Carroll Landfill To Consolidate Acreage
A landfill located in the town of Carroll may be seeing a drastic reduction in its size, beginning as early as next March.
The DEC held a public information session Wednesday at the Town of Carroll Highway Department to discuss the plan to consolidate the landfill located just north of Ivory Road in Carroll.
The landfill, which is broken up into two cells, east and west, covers roughly 25 acres of land currently. After the proposed consolidation, it would be reduced to approximately 15 acres of land, according to Vivek Nattanmai of the DEC.
“We don’t have exact numbers in regard to the size of each cell, but we do have the size of the total landfill area, and the east cell is roughly 10 acres,” said Nattanmai. “That 10 acres will be free of any landfill material after consolidation, so it can be used in the future for any unrestricted uses. Since people complain that they have lost hunting ground, we’ll be planting trees after we remove the waste, too.”
After a feasibility study was completed in February, it was determined that consolidating the two landfill cells would be the most appropriate action for a number of reasons. The consolidation would, first and foremost, result in a reduction of the landfill’s footprint. Second, fill from the east cell could be used to cover the west cell, reducing the amount of clean soil that would be needed to establish the required contour for the west cell. This method would also reduce the estimated maintenance cost for the landfill, while also being approximately $2 million less expensive that covering both cells as they sit currently.

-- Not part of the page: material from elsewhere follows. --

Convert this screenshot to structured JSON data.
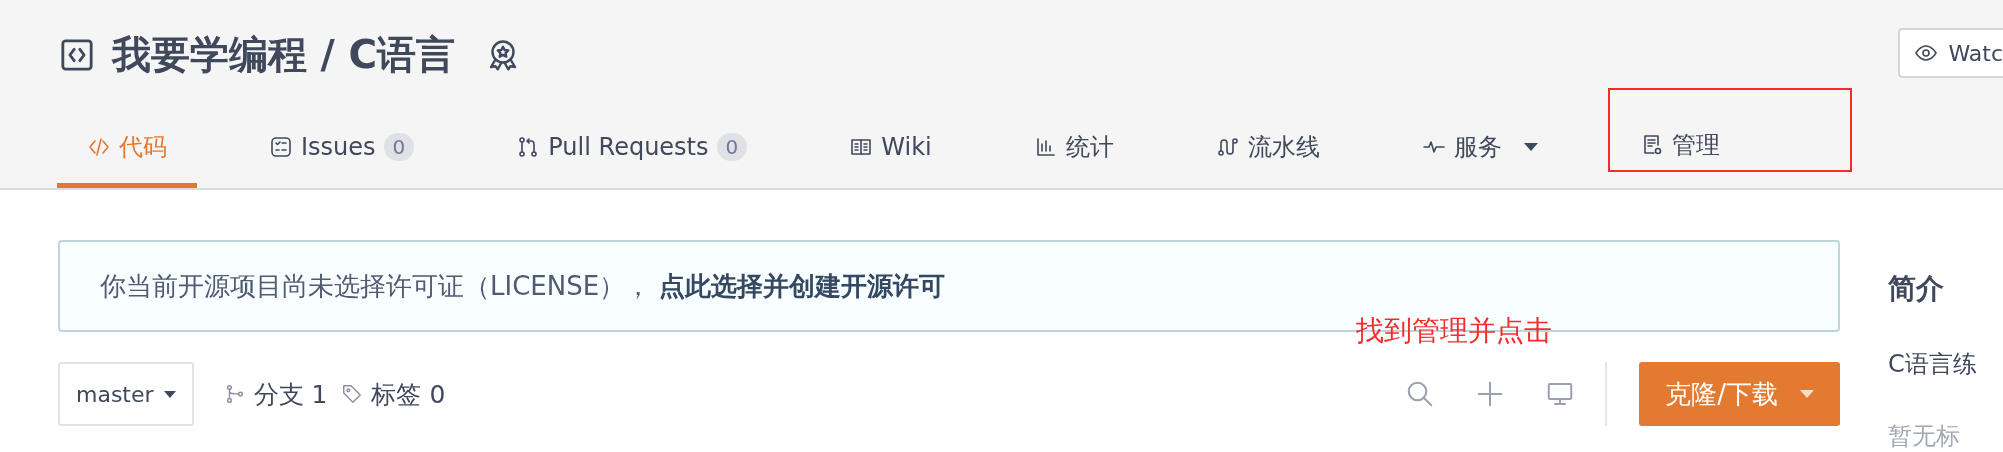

“If we consolidate the two cells, we’ll be taking the material from the east cell and using it as part of the new cover for the west,” said Nattanmai. “It won’t be quite the elevation and contour that we’re looking for, but it will reduce the cost and make it easier in the future.”

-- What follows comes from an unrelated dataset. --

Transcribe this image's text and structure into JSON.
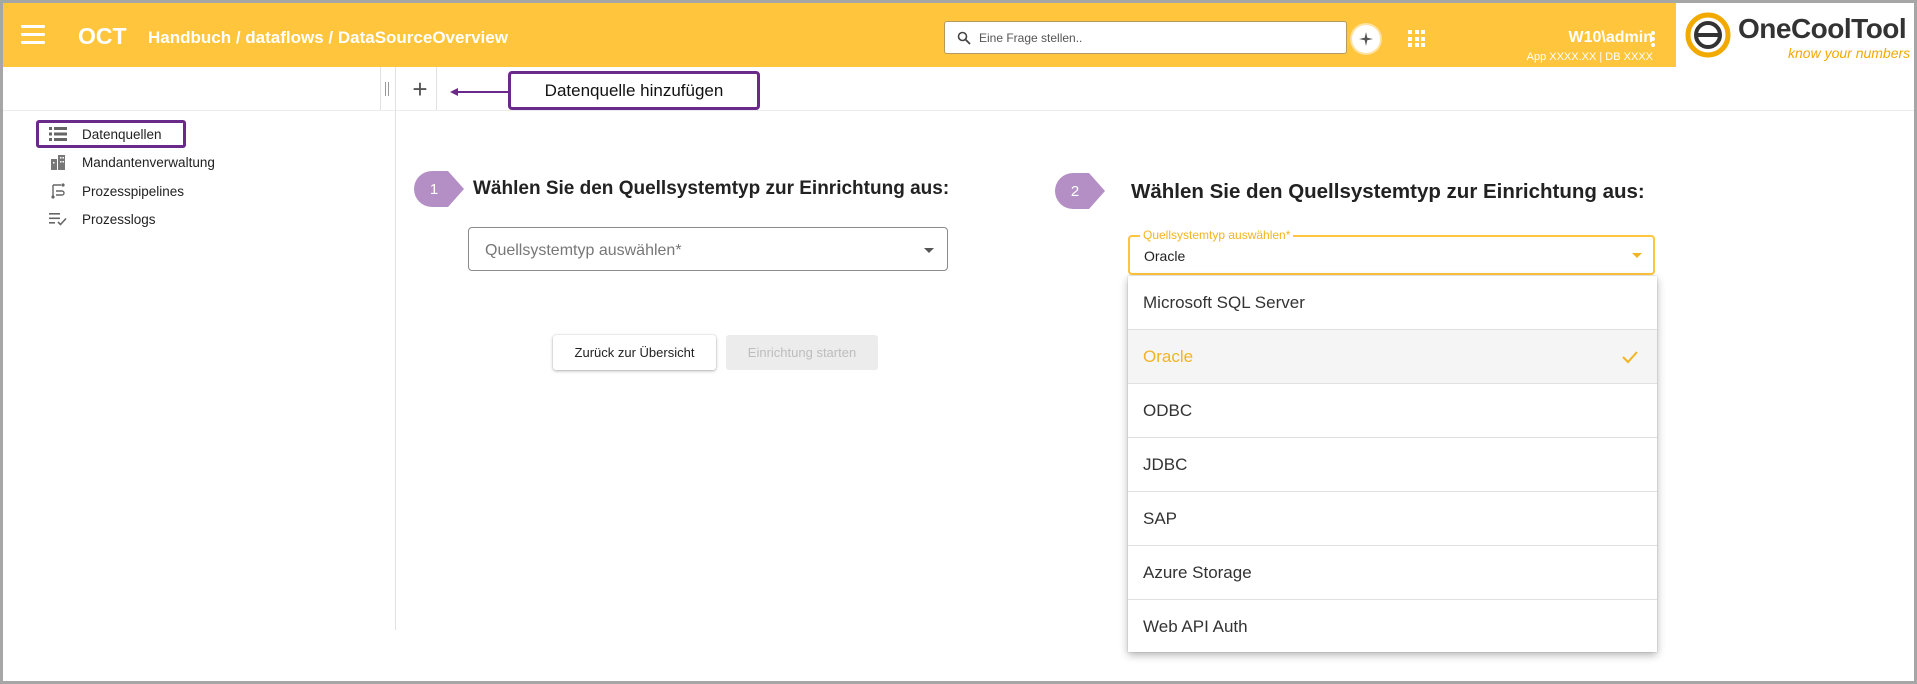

According to Nattanmai, the DEC began testing samples from the soil near the landfill in 2004 after a contaminated groundwater source was located.
“We haven’t found any hazardous materials in the landfill, so there must have been something dumped there many years ago that caused the contamination,” said Nattanmai. “That is why we will be able to use just a normal soil cover for the landfill after the consolidation. If we had found contaminants in the landfill currently, we would have had to use a cover with a liner and several other components, which is much more expensive. We don’t need to do that in this situation, though.”
When the contaminated groundwater was identified, tainted by vinyl chloride, the county shut down pumping well No. 5. The DEC was brought in on the project however, and installed a water treatment system.
“(The town of Carroll) didn’t want to give up on that well because it’s a very productive well,” said Nattanmai. “We just finished the installation of the treatment system, and we’re running demonstrations of it right now, so in a month or so it will actually go online and start pumping back into the distribution system.”
The water treatment plant will be capable of bringing the contaminated groundwater back to a drinking water standard that will meet New York sanitary code requirements, and after it’s treated it can be sent down to the distribution system to be used for the town’s water system. This treatment system is also one of the first projects in the state of its kind.
The next steps in the process will include designing the landfill cover, bidding of the job, and the actual construction and consolidation, which is estimated to begin in March 2014. For more information about the project, or if there are any questions or comments, contact Vivek Nattanmai at firstname.lastname@example.org, or Scarlett Messier, NYS DOH, at BEEI@health.state.ny.us.